Feel free to stop by and observe and ask questions if you'd like. It's a great group and Tom, the Match Director, is a wealth of information and assistance. You'll be improving quickly. Looking forward to seeing you.

Mark

orchard
05-06-2011, 6:46 PM
I have a 1917 30.06 that was sporterized and given to me by my father-in-law years ago. I can shoot it well, but it has a scope, and is bolt action.

Father in law has NM Garand that was built for him when he was on Army marksman team at Fort Benning.

So my goal is the Garand - I'm proud of him and will be honored to get to shoot with him. One of those guys doesn't say much, but a few 600s, Silver star in Korea.

And he loves to go fishing!

Thanks for the suggestions - I'll sign up for an Appleseed. Ruger, Marlin, any others?

killshot44
05-06-2011, 8:04 PM
Basic A2 style AR-15. 5.56 doesn't recoil as much as 30-06. You can train with the rifle and shoot service matches with it. Then upgrade it as you deem necessary as you get more experienced with the matches.

This....Get a an AR with a flattop, add a GOOD carryhandle with the proper sight and you're set for practice and matches.

M4 clone...Why not start with what you are going to use?

Because Service Rifle rules only allow A2 configurations. AFIK.

Jonathan Doe
05-06-2011, 8:08 PM
Don't buy an Umarex M4 type rifles. Buy a OLL with a dedicated 22LR 20" A2 upper and shoot at 50 yards. It will be a good practice for you. If you become good with it, you will pick up high power very quick. If you want a serious 22LR upper with the top quality, Compass Lake Engineering makes those 22LR uppers with Krieger or Douglas premiun barrels. They run about $1,100 though.

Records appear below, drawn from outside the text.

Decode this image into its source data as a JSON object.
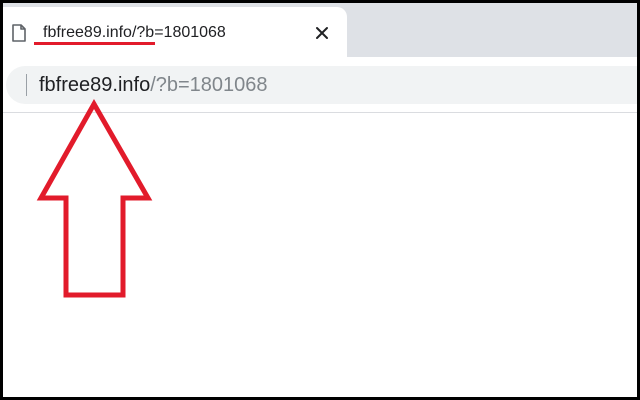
{
  "tab": {
    "title_host": "fbfree89.info",
    "title_rest": "/?b=1801068",
    "favicon": "page-icon",
    "close": "close-icon"
  },
  "omnibox": {
    "host": "fbfree89.info",
    "rest": "/?b=1801068"
  },
  "annotations": {
    "underline_color": "#e21b2b",
    "arrow_color": "#e21b2b",
    "arrow_direction": "up"
  }
}
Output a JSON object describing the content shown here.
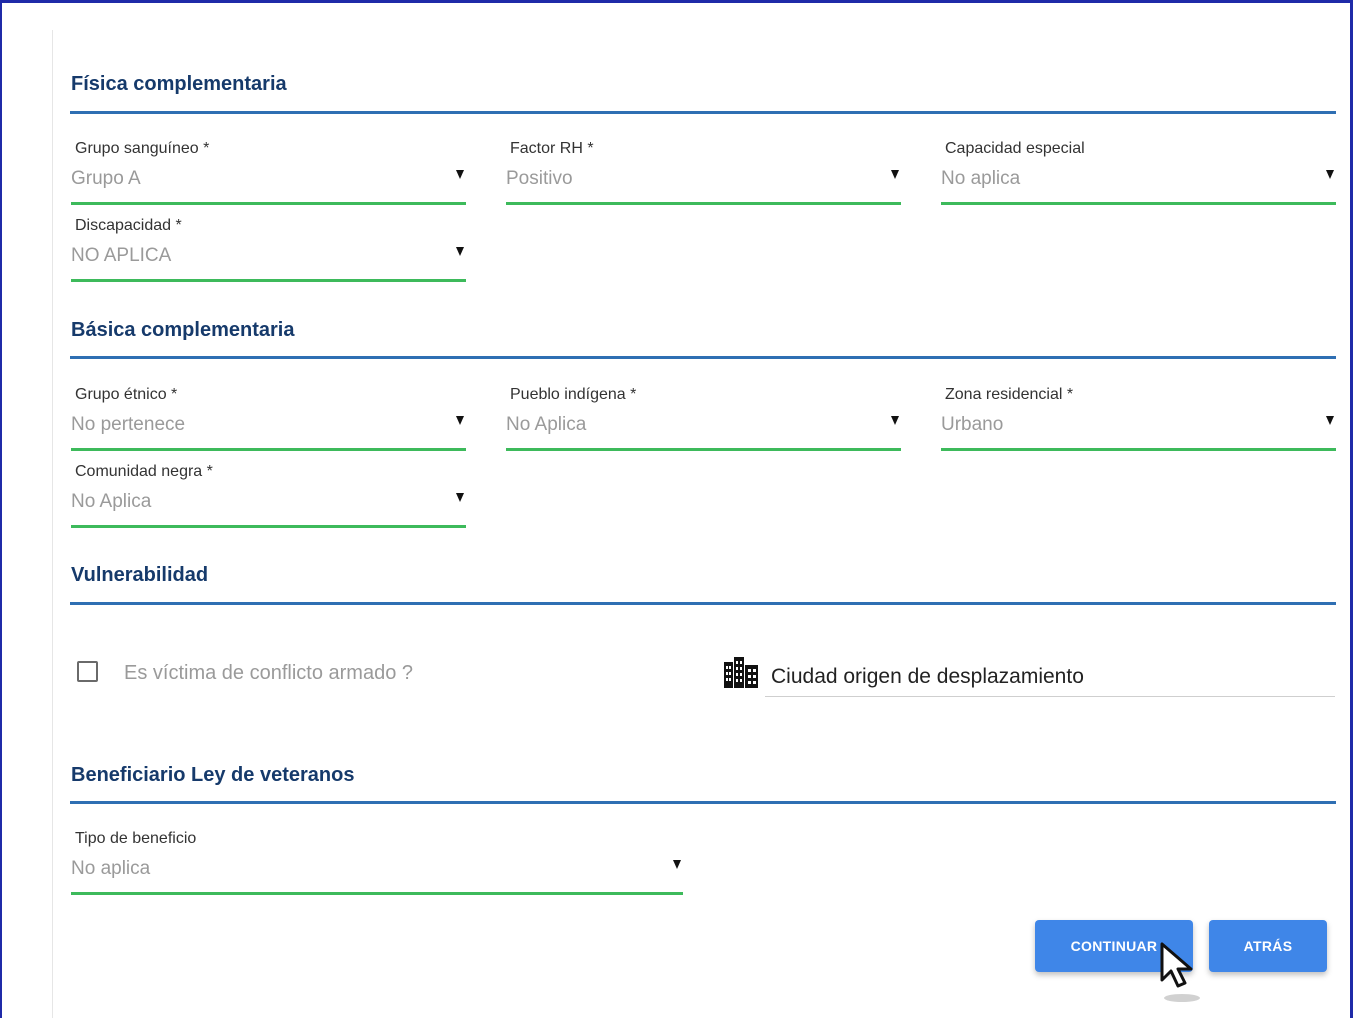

popeye4
05-06-2011, 9:24 PM
As one post mentioned, the 10/22 with the Tech Sights (http://www.tech-sights.com/) is a good way to start. Cheap to set up, cheap to shoot, no recoil, you can shoot at short ranges, and you get used to the sight picture. CMP also has some (relatively) inexpensive air rifles (http://www.thecmp.org/airrifles.htm) and you can shoot these in a hallway (if the family agrees). Of course, if money is no object, you can get the Creedmoor Sports AiR-15 (http://www.creedmoorsports.com/store/product.php?productid=889516&cat=558&page=1). It costs more than a fully dressed AR-15 service rifle, but for the shooter who has everything.....

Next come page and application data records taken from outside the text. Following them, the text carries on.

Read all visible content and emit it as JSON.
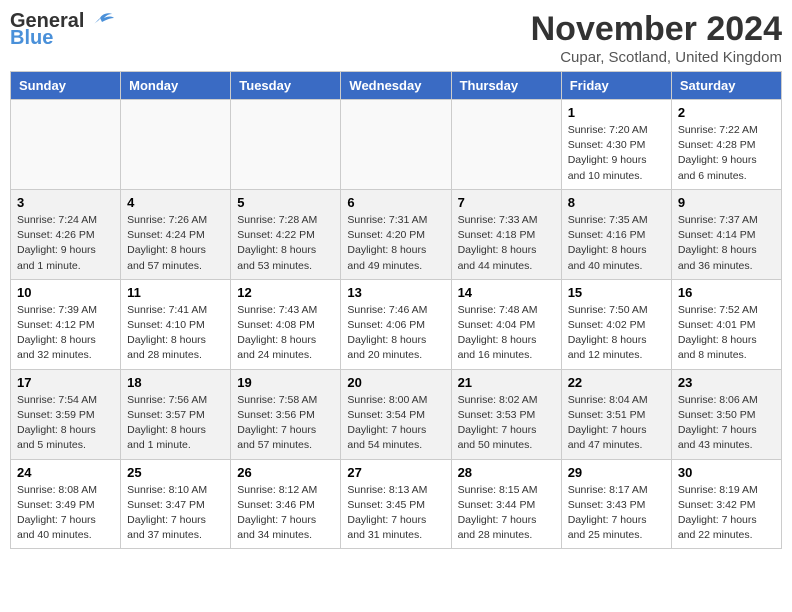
{
  "header": {
    "logo_general": "General",
    "logo_blue": "Blue",
    "month_title": "November 2024",
    "location": "Cupar, Scotland, United Kingdom"
  },
  "weekdays": [
    "Sunday",
    "Monday",
    "Tuesday",
    "Wednesday",
    "Thursday",
    "Friday",
    "Saturday"
  ],
  "weeks": [
    [
      {
        "day": "",
        "info": ""
      },
      {
        "day": "",
        "info": ""
      },
      {
        "day": "",
        "info": ""
      },
      {
        "day": "",
        "info": ""
      },
      {
        "day": "",
        "info": ""
      },
      {
        "day": "1",
        "info": "Sunrise: 7:20 AM\nSunset: 4:30 PM\nDaylight: 9 hours and 10 minutes."
      },
      {
        "day": "2",
        "info": "Sunrise: 7:22 AM\nSunset: 4:28 PM\nDaylight: 9 hours and 6 minutes."
      }
    ],
    [
      {
        "day": "3",
        "info": "Sunrise: 7:24 AM\nSunset: 4:26 PM\nDaylight: 9 hours and 1 minute."
      },
      {
        "day": "4",
        "info": "Sunrise: 7:26 AM\nSunset: 4:24 PM\nDaylight: 8 hours and 57 minutes."
      },
      {
        "day": "5",
        "info": "Sunrise: 7:28 AM\nSunset: 4:22 PM\nDaylight: 8 hours and 53 minutes."
      },
      {
        "day": "6",
        "info": "Sunrise: 7:31 AM\nSunset: 4:20 PM\nDaylight: 8 hours and 49 minutes."
      },
      {
        "day": "7",
        "info": "Sunrise: 7:33 AM\nSunset: 4:18 PM\nDaylight: 8 hours and 44 minutes."
      },
      {
        "day": "8",
        "info": "Sunrise: 7:35 AM\nSunset: 4:16 PM\nDaylight: 8 hours and 40 minutes."
      },
      {
        "day": "9",
        "info": "Sunrise: 7:37 AM\nSunset: 4:14 PM\nDaylight: 8 hours and 36 minutes."
      }
    ],
    [
      {
        "day": "10",
        "info": "Sunrise: 7:39 AM\nSunset: 4:12 PM\nDaylight: 8 hours and 32 minutes."
      },
      {
        "day": "11",
        "info": "Sunrise: 7:41 AM\nSunset: 4:10 PM\nDaylight: 8 hours and 28 minutes."
      },
      {
        "day": "12",
        "info": "Sunrise: 7:43 AM\nSunset: 4:08 PM\nDaylight: 8 hours and 24 minutes."
      },
      {
        "day": "13",
        "info": "Sunrise: 7:46 AM\nSunset: 4:06 PM\nDaylight: 8 hours and 20 minutes."
      },
      {
        "day": "14",
        "info": "Sunrise: 7:48 AM\nSunset: 4:04 PM\nDaylight: 8 hours and 16 minutes."
      },
      {
        "day": "15",
        "info": "Sunrise: 7:50 AM\nSunset: 4:02 PM\nDaylight: 8 hours and 12 minutes."
      },
      {
        "day": "16",
        "info": "Sunrise: 7:52 AM\nSunset: 4:01 PM\nDaylight: 8 hours and 8 minutes."
      }
    ],
    [
      {
        "day": "17",
        "info": "Sunrise: 7:54 AM\nSunset: 3:59 PM\nDaylight: 8 hours and 5 minutes."
      },
      {
        "day": "18",
        "info": "Sunrise: 7:56 AM\nSunset: 3:57 PM\nDaylight: 8 hours and 1 minute."
      },
      {
        "day": "19",
        "info": "Sunrise: 7:58 AM\nSunset: 3:56 PM\nDaylight: 7 hours and 57 minutes."
      },
      {
        "day": "20",
        "info": "Sunrise: 8:00 AM\nSunset: 3:54 PM\nDaylight: 7 hours and 54 minutes."
      },
      {
        "day": "21",
        "info": "Sunrise: 8:02 AM\nSunset: 3:53 PM\nDaylight: 7 hours and 50 minutes."
      },
      {
        "day": "22",
        "info": "Sunrise: 8:04 AM\nSunset: 3:51 PM\nDaylight: 7 hours and 47 minutes."
      },
      {
        "day": "23",
        "info": "Sunrise: 8:06 AM\nSunset: 3:50 PM\nDaylight: 7 hours and 43 minutes."
      }
    ],
    [
      {
        "day": "24",
        "info": "Sunrise: 8:08 AM\nSunset: 3:49 PM\nDaylight: 7 hours and 40 minutes."
      },
      {
        "day": "25",
        "info": "Sunrise: 8:10 AM\nSunset: 3:47 PM\nDaylight: 7 hours and 37 minutes."
      },
      {
        "day": "26",
        "info": "Sunrise: 8:12 AM\nSunset: 3:46 PM\nDaylight: 7 hours and 34 minutes."
      },
      {
        "day": "27",
        "info": "Sunrise: 8:13 AM\nSunset: 3:45 PM\nDaylight: 7 hours and 31 minutes."
      },
      {
        "day": "28",
        "info": "Sunrise: 8:15 AM\nSunset: 3:44 PM\nDaylight: 7 hours and 28 minutes."
      },
      {
        "day": "29",
        "info": "Sunrise: 8:17 AM\nSunset: 3:43 PM\nDaylight: 7 hours and 25 minutes."
      },
      {
        "day": "30",
        "info": "Sunrise: 8:19 AM\nSunset: 3:42 PM\nDaylight: 7 hours and 22 minutes."
      }
    ]
  ]
}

If you want to get into highpower, going the AR route is probably the best choice. You can get a "ready to compete" rifle for about $1500 (http://www.northerncompetition.com/Northern%20Competition%202011.pdf). If you want to shoot the CMP Garand matches, you'll need an as-issued Garand (no NM mods or glass bedding) and you can get that from CMP. I'd get one anyways, because they aren't going to have them forever.

Highpower is a lot of fun. You can go on the CMP web page and find an affiliated club in your area, most have "new shooter" days and are quite happy to bring new blood into the game. Most experienced shooters are more than happy to help you out if you ask.

762.DEFENSE
05-06-2011, 9:31 PM
Go with an AR-22. Cheap ammo, practically the exact M4 you'll be using, and all you have to do is switch the upper and you can shoot .223/556 as much as your heart desires!

orchard
05-06-2011, 10:12 PM
Thanks for all the help.
I had plenty of black rifle shooting in the Army with M16.

I like the old school, and hope to someday put one in the x at 1000 yards.